### Assigned task
From top to bottom, each entry below must be reproduced exactly.

Data to examine Start Marker

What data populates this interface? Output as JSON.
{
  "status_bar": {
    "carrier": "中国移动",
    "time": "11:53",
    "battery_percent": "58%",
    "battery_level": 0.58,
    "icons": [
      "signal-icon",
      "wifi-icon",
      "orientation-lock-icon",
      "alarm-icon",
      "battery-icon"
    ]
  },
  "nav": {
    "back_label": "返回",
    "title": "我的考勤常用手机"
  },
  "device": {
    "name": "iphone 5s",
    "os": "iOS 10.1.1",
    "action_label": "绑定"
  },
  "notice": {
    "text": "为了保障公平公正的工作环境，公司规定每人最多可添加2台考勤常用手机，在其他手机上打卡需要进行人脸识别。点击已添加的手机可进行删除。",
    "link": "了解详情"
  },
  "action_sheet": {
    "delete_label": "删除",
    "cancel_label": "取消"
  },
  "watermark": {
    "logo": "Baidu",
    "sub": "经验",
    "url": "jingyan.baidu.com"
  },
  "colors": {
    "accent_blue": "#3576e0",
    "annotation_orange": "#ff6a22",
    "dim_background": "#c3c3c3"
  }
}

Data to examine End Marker

### Result of the exercise
What data populates this interface? Output as JSON.
{
  "status_bar": {
    "carrier": "中国移动",
    "time": "11:53",
    "battery_percent": "58%",
    "battery_level": 0.58,
    "icons": [
      "signal-icon",
      "wifi-icon",
      "orientation-lock-icon",
      "alarm-icon",
      "battery-icon"
    ]
  },
  "nav": {
    "back_label": "返回",
    "title": "我的考勤常用手机"
  },
  "device": {
    "name": "iphone 5s",
    "os": "iOS 10.1.1",
    "action_label": "绑定"
  },
  "notice": {
    "text": "为了保障公平公正的工作环境，公司规定每人最多可添加2台考勤常用手机，在其他手机上打卡需要进行人脸识别。点击已添加的手机可进行删除。",
    "link": "了解详情"
  },
  "action_sheet": {
    "delete_label": "删除",
    "cancel_label": "取消"
  },
  "watermark": {
    "logo": "Baidu",
    "sub": "经验",
    "url": "jingyan.baidu.com"
  },
  "colors": {
    "accent_blue": "#3576e0",
    "annotation_orange": "#ff6a22",
    "dim_background": "#c3c3c3"
  }
}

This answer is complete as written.